First, the more technical point.
Given the way search engine algorithms change so frequently, quite often a site that had been lagging behind will suddenly be rewarded for something about the way it’s designed. Because there are only so many spots in a search engine’s results per page, naturally any time a site moves up something else has to move down.
As Google spokespeople often point out, sites losing rankings isn’t necessarily that they are being penalized, but more that other sites are now seen as more credible than they were. Often owners of sites that rank well will become comfortable with their dominion, which in any kind of competitive space makes room for being surprised.

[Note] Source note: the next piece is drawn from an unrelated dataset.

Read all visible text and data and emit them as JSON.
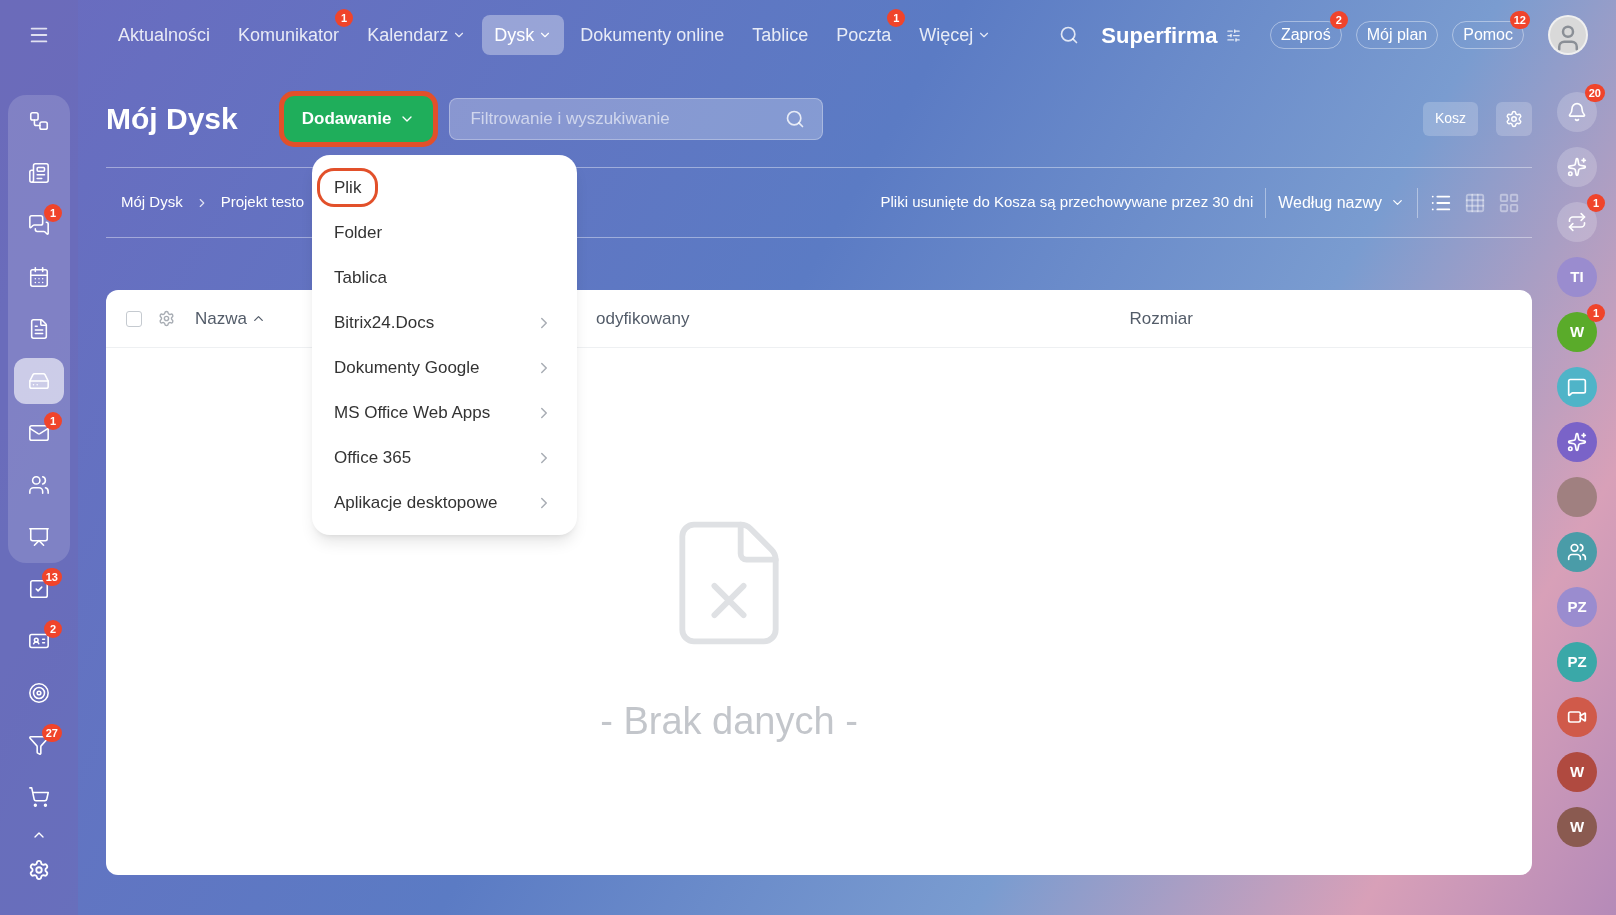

Part of successful SEO campaigns usually involves grey-hat techniques, meaning some tactics that aren’t completely what are defined as white hat, by the book stuff, but also not so overtly designed to game the system as black hat techniques that can get you removed from Google’s index. The trade off is fairly quick results with relatively low risk, but there is always a risk that a tactic you’ve used will become something Google either penalizes or, at the very least, rewards less than it used to.
Either of those scenarios can cause a decline in rankings that is totally fixable.
The other less technical explanation is one I’ve seen many times over the years.
You might be in an industry where not many of your competitors is really leveraging web marketing. As a result it’s fairly easy to dominate the search rankings for awhile. But even people that aren’t actively doing SEO will do searches from time to time just to see where they rank.
If they keep seeing one business in particular kicking their butt, in the case you, it can spur them on to finally get serious and either start doing SEO in earnest or hire someone. It can take several months for that to happen, so it will look like one month you were dominating and the next your rankings went down a bit.
As I mentioned above on the previous point, any time one website’s rankings improve another’s must decline. It’s not always that you’ve done something wrong or are being penalized, but simply that a competitor that previously had weak rankings is actually getting in the game.
Aside continuing to churn out solid, well-optimized content, acquiring more backlinks is a good way to combat this. Once a competitor starts gaining authority, one of the best ways to stay ahead is to build links (and thus, authority).